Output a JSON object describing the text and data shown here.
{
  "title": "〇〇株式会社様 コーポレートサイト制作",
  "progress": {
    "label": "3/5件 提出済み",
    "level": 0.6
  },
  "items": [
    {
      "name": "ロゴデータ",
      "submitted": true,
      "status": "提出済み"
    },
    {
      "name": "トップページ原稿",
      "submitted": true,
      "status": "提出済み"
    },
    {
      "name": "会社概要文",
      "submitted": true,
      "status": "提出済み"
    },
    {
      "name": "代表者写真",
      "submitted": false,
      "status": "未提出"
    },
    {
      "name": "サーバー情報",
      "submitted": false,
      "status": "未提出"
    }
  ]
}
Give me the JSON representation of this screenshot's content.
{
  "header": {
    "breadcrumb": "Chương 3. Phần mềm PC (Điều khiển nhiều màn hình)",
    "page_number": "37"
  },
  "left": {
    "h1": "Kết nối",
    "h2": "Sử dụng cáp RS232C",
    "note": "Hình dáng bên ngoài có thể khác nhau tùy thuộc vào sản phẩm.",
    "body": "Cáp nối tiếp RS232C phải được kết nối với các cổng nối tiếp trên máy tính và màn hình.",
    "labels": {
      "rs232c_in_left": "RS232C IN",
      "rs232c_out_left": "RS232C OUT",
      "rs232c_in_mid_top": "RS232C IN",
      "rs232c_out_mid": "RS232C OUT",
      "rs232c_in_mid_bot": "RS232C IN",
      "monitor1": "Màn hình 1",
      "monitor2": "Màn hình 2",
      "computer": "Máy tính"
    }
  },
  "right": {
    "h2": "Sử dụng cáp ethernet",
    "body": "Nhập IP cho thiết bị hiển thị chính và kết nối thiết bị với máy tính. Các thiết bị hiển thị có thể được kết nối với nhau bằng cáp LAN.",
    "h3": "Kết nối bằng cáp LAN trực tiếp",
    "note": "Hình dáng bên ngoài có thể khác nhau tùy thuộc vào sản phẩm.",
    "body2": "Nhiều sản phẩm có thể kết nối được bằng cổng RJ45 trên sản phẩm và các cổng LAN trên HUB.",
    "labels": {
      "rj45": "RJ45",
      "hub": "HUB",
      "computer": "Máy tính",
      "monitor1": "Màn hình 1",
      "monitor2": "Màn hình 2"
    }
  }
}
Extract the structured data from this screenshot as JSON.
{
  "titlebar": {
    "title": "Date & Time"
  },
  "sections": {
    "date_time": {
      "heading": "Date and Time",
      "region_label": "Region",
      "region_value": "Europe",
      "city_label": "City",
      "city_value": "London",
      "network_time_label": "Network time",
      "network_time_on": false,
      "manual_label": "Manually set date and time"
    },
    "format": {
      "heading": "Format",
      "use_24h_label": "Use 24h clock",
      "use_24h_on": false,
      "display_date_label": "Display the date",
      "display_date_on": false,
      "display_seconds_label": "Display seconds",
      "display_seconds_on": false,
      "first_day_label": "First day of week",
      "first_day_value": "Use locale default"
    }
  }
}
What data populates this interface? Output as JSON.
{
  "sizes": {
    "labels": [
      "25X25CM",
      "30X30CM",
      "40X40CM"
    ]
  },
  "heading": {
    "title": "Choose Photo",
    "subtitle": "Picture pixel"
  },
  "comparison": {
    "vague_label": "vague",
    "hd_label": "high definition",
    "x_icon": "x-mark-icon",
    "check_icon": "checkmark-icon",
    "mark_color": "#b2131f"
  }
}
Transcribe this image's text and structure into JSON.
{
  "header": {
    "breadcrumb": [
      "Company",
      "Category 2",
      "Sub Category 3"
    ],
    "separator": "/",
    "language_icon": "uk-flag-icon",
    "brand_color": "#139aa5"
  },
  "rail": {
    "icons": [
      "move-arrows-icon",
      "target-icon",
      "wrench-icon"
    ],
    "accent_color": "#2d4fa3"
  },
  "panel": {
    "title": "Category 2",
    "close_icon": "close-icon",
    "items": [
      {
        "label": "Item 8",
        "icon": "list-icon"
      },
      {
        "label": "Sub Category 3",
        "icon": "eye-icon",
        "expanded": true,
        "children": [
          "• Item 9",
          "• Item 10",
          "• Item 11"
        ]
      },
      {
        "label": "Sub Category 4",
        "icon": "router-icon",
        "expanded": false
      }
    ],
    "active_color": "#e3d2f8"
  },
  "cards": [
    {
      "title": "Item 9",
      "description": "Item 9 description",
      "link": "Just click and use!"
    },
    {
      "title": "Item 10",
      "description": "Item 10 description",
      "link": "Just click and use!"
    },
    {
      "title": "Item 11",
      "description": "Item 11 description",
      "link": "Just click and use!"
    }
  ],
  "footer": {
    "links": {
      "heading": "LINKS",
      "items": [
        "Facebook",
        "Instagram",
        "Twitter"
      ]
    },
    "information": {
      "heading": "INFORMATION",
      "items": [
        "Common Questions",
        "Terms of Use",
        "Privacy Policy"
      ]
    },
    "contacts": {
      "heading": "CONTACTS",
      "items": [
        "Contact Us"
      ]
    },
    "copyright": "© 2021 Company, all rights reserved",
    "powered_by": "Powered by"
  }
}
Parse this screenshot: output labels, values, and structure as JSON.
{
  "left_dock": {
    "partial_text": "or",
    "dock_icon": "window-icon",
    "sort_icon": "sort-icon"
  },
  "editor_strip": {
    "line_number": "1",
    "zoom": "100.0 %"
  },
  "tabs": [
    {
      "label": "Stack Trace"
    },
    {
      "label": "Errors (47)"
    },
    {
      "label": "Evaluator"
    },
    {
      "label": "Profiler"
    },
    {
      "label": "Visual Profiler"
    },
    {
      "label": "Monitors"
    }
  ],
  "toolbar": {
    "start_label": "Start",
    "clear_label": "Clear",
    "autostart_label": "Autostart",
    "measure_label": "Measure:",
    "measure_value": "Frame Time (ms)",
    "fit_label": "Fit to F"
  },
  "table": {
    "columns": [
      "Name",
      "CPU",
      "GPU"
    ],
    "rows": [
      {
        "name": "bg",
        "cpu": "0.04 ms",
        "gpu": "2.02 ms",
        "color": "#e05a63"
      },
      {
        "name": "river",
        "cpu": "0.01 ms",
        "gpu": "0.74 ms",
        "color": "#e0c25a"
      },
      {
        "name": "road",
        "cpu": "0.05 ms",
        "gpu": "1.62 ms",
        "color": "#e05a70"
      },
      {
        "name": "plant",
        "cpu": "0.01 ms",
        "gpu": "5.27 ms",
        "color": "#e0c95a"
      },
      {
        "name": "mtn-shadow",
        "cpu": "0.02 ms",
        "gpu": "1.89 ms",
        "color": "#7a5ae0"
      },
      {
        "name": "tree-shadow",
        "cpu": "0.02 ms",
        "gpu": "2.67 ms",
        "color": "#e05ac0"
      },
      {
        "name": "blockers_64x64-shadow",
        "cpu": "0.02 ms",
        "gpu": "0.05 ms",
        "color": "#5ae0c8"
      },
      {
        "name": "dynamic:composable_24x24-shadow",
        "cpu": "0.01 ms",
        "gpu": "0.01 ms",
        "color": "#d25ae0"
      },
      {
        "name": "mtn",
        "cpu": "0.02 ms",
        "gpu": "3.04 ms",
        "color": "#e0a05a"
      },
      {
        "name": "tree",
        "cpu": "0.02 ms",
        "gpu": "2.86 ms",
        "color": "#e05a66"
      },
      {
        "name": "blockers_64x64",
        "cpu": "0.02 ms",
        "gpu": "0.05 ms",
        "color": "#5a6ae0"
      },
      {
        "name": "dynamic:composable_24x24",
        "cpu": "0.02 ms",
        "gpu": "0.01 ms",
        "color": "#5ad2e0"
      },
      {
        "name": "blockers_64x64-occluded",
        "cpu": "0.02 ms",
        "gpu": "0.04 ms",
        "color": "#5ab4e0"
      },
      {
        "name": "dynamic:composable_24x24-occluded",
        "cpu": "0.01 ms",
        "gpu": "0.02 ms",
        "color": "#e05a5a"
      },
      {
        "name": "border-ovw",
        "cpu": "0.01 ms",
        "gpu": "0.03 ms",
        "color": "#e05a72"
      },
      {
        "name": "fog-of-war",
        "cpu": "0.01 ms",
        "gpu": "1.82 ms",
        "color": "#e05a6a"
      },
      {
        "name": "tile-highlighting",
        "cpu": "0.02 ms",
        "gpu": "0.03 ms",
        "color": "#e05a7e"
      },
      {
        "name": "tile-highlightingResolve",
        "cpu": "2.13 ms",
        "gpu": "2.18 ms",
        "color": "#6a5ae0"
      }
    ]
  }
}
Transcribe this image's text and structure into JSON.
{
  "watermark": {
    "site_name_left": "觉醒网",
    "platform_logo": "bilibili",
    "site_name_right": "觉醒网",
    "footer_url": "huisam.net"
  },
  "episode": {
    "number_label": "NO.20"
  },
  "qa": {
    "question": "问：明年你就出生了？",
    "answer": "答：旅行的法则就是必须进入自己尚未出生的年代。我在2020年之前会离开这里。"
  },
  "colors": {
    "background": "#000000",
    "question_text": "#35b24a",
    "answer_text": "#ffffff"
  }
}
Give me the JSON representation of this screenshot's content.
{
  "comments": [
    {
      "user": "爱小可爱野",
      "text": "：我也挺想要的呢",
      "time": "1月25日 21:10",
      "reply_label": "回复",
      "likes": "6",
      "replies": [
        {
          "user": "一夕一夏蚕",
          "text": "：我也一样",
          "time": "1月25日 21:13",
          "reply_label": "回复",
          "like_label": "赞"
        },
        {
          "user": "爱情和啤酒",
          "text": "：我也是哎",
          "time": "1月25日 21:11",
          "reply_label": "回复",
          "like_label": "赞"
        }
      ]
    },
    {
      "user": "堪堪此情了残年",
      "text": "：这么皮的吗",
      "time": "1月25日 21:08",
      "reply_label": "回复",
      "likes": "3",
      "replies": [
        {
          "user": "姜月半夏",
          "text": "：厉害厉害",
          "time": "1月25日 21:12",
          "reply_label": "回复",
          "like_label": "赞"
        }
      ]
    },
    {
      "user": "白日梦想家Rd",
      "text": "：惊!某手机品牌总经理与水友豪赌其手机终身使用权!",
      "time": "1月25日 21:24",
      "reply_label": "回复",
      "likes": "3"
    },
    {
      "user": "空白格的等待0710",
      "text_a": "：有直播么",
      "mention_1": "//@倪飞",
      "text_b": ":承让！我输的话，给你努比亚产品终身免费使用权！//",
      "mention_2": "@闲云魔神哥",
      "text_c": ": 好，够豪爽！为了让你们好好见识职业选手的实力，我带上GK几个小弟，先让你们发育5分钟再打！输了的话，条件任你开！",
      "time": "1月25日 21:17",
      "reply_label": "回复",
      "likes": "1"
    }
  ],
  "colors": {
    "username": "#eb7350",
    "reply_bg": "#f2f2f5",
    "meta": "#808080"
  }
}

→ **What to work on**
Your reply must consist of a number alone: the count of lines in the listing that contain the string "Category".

→ **Result of this task**
5